(INFORMATION SUPPLIED):
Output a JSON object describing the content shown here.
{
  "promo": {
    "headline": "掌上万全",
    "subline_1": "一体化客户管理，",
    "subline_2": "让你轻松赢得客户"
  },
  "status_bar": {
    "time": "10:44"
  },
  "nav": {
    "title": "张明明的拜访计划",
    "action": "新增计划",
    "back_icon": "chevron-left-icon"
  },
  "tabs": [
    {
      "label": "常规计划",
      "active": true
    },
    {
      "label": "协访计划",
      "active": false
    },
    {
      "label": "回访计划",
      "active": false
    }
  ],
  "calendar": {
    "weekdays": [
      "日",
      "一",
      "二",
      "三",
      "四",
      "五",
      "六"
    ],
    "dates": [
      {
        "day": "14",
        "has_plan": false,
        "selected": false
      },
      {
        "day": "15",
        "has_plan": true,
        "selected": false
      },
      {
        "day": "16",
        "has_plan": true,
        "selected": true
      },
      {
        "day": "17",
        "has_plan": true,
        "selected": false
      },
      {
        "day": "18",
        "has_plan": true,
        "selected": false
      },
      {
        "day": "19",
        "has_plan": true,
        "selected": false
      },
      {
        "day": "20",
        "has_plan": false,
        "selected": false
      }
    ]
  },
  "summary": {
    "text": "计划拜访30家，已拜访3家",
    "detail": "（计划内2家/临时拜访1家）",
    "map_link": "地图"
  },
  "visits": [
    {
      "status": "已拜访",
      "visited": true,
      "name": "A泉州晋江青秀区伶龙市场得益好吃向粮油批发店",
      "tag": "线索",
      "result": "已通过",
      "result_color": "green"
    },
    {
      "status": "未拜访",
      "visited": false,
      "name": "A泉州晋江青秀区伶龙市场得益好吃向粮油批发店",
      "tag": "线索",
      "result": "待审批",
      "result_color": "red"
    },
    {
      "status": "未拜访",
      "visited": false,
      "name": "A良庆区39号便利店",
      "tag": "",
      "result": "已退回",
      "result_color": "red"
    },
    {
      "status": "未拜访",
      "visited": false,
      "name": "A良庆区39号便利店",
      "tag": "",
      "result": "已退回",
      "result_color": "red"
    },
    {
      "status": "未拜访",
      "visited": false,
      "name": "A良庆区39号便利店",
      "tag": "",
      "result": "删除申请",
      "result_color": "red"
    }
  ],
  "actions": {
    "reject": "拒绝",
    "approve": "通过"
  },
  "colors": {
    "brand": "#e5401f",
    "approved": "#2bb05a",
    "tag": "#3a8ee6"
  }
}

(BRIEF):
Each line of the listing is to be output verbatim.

(ANSWER TO THIS TASK):
Output a JSON object describing the content shown here.
{
  "promo": {
    "headline": "掌上万全",
    "subline_1": "一体化客户管理，",
    "subline_2": "让你轻松赢得客户"
  },
  "status_bar": {
    "time": "10:44"
  },
  "nav": {
    "title": "张明明的拜访计划",
    "action": "新增计划",
    "back_icon": "chevron-left-icon"
  },
  "tabs": [
    {
      "label": "常规计划",
      "active": true
    },
    {
      "label": "协访计划",
      "active": false
    },
    {
      "label": "回访计划",
      "active": false
    }
  ],
  "calendar": {
    "weekdays": [
      "日",
      "一",
      "二",
      "三",
      "四",
      "五",
      "六"
    ],
    "dates": [
      {
        "day": "14",
        "has_plan": false,
        "selected": false
      },
      {
        "day": "15",
        "has_plan": true,
        "selected": false
      },
      {
        "day": "16",
        "has_plan": true,
        "selected": true
      },
      {
        "day": "17",
        "has_plan": true,
        "selected": false
      },
      {
        "day": "18",
        "has_plan": true,
        "selected": false
      },
      {
        "day": "19",
        "has_plan": true,
        "selected": false
      },
      {
        "day": "20",
        "has_plan": false,
        "selected": false
      }
    ]
  },
  "summary": {
    "text": "计划拜访30家，已拜访3家",
    "detail": "（计划内2家/临时拜访1家）",
    "map_link": "地图"
  },
  "visits": [
    {
      "status": "已拜访",
      "visited": true,
      "name": "A泉州晋江青秀区伶龙市场得益好吃向粮油批发店",
      "tag": "线索",
      "result": "已通过",
      "result_color": "green"
    },
    {
      "status": "未拜访",
      "visited": false,
      "name": "A泉州晋江青秀区伶龙市场得益好吃向粮油批发店",
      "tag": "线索",
      "result": "待审批",
      "result_color": "red"
    },
    {
      "status": "未拜访",
      "visited": false,
      "name": "A良庆区39号便利店",
      "tag": "",
      "result": "已退回",
      "result_color": "red"
    },
    {
      "status": "未拜访",
      "visited": false,
      "name": "A良庆区39号便利店",
      "tag": "",
      "result": "已退回",
      "result_color": "red"
    },
    {
      "status": "未拜访",
      "visited": false,
      "name": "A良庆区39号便利店",
      "tag": "",
      "result": "删除申请",
      "result_color": "red"
    }
  ],
  "actions": {
    "reject": "拒绝",
    "approve": "通过"
  },
  "colors": {
    "brand": "#e5401f",
    "approved": "#2bb05a",
    "tag": "#3a8ee6"
  }
}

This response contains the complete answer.